After leading a season in which his new team saw a return to relevance by taking several turns on the national stage during the regular season, Peyton Manning’s Denver Broncos were exposed as nothing more than an attempt to buy something another team that developed from within, were more deserving of.
My father used to refer to the Yankees and their annual attempts at “buying the pennant,” when I was a kid growing up in New York. I used to silently stew while dad was enjoying a good run of fortune with his N.Y. Mets (his adopted team after the Giants moved to San Francisco) in 1969, as all throughout the sixties, well, specifically after 1964 and through 1975, the Yankees endured one of their lousiest stretches ever.
George Steinbrenner bought a Yankees franchise in decay in 1973 and immediately went about the process of restoring this once great team to its former, seemingly perpetual and annual, runs to pennant glory.
Steinbrenner was not at all about patience and began spending lavishly on free agents as soon as he could. Although the team made the World Series in 1976, they were embarrassingly swept by the Cincinnati Reds in that Fall Classic. But the tone was set. Steinbrenner, each and every year thereafter, was not about to lose a pennant, let alone a world series ever again, for lack of spending, I mean, trying.
Go big or go home.
It is the American way.
Yet sports are a great equalizer and sensei to this way of doing business.
Each and every year the Yankees assemble the best team money can buy. They gladly pay out luxury tax to small market teams as the price of having a payroll that exceeds the Collective Bargaining Agreement threshold—all in the name of putting the best possible product on the field for its fans.

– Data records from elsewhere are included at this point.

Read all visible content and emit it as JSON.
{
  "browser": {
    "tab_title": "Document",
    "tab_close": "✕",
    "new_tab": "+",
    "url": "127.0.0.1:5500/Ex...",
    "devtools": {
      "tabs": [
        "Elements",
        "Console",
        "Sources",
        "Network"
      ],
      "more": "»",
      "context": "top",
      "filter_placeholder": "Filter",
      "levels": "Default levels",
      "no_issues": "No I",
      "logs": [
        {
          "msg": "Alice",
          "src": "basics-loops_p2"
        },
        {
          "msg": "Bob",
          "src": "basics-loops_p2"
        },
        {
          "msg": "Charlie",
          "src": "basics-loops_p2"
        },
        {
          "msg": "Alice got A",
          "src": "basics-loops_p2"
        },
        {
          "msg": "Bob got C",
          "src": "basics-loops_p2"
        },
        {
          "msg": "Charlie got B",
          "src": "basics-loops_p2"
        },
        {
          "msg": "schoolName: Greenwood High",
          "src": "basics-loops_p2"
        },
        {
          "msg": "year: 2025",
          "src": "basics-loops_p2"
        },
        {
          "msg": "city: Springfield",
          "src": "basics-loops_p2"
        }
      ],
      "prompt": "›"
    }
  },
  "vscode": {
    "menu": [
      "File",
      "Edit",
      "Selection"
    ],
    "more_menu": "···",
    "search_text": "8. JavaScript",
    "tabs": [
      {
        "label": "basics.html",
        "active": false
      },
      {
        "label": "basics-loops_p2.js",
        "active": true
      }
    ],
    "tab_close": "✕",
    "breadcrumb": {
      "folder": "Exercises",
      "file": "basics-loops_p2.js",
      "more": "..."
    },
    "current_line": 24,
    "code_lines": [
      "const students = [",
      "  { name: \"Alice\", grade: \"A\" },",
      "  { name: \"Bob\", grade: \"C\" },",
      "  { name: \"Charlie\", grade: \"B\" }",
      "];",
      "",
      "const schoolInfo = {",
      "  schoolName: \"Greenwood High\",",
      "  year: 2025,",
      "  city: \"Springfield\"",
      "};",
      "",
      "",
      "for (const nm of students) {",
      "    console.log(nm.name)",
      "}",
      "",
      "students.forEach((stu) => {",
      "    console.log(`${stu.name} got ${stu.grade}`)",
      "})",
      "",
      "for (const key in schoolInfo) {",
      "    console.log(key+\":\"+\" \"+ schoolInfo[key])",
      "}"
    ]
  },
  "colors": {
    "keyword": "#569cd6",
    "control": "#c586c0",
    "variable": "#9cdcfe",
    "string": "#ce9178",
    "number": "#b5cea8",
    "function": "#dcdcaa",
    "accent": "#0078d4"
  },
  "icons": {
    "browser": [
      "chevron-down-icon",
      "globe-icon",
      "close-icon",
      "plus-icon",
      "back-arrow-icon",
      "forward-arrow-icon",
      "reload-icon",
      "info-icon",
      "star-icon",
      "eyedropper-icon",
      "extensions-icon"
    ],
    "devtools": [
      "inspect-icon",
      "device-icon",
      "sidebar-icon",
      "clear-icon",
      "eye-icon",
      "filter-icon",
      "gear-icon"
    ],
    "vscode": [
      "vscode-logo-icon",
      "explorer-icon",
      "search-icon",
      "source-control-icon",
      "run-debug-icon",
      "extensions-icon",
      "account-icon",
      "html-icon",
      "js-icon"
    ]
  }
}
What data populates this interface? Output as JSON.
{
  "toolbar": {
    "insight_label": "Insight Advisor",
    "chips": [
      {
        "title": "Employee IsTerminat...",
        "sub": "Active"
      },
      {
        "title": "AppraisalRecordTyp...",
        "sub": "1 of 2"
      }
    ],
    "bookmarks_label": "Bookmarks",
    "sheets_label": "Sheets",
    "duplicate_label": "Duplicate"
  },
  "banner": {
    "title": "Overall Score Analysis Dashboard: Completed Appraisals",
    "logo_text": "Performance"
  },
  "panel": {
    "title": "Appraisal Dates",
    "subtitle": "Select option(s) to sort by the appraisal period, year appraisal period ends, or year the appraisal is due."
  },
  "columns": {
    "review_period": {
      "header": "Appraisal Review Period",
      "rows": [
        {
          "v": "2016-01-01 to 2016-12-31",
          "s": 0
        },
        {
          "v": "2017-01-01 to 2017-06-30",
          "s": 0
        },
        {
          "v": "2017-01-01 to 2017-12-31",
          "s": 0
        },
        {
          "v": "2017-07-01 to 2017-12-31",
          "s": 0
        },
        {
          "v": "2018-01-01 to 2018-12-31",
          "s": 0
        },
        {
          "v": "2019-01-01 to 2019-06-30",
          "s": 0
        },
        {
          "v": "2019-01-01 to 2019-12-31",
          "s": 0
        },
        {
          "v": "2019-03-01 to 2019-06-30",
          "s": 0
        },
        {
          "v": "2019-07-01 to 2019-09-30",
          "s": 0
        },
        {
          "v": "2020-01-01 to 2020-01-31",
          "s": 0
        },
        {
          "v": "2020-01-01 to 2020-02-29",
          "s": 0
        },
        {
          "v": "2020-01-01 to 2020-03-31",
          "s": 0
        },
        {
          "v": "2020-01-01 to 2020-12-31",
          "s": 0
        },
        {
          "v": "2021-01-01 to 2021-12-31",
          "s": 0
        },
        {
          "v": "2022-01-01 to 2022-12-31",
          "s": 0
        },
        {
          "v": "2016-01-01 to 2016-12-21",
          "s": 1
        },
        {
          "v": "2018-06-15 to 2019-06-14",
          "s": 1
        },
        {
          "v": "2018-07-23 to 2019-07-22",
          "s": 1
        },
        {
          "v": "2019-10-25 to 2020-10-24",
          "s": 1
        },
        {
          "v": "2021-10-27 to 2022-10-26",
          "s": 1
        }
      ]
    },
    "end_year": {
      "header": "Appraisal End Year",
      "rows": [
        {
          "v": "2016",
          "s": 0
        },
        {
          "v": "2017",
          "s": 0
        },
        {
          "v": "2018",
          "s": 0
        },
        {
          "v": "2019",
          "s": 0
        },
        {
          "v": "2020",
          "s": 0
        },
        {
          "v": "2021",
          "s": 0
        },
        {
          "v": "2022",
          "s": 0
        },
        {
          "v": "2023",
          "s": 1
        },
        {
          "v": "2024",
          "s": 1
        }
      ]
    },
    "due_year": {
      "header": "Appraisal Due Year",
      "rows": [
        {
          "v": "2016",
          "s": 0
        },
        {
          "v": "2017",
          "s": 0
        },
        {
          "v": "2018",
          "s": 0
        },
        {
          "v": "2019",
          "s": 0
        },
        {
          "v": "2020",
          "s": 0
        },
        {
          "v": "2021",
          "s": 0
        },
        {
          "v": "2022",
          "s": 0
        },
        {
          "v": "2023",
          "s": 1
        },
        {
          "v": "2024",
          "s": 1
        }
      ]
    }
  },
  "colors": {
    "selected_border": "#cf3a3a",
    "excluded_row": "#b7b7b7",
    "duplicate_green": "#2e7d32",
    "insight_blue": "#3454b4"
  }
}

Money buys a lot of things, a lot of material stuff, many items we can put our fingers on. But money does not have the power to assure the outcome of either baseball or football or basketball or any team sports’ seasons. The fact is that while money can purchase the best players available, the games still have to be played on the fields and courts.
What happens within the confines of team environments—whether on the playing field or around the water cooler, is what determines who wins.
We have leaders and followers. We have those in search of individual accolades who are in contract years and playing for one last big payday to be signed off on during the off season.
In the case of the Denver Broncos, they failed to do their homework.
I am not speaking of the infamous four Manning neck surgeries and what he might or might not have had left in the tank, when they were in the process of making him an offer he could not refuse.
Their arrogance at selling both Manning and their fan base on a dream that could not ever be realized was only outdistanced by the depth of the disappointment they experienced Saturday evening.
In Peyton’s Place Won’t Be Here I touched upon the fact that aging, high-priced veteran quarterbacks on their second teams rarely enjoy any success beyond the age of 35.
But now that we understand it is fact that professional athletes are physically in decline after 35 and great QBs never are as great after leaving their long-time teams for someplace new, we still want to see Peyton make another run next year.
Sadly, it will not be nearly as pretty as this year was up until Saturday.
But Denver’s John Elway will privately take solace in the fact the team made the playoffs again—having had the stones to take a flyer on a first ballot Hall of Famer having another Super Bowl run in him.
Money brought Peyton here, but players drafted and developed into a veteran team that played together when it mattered most at crunch time sent him home.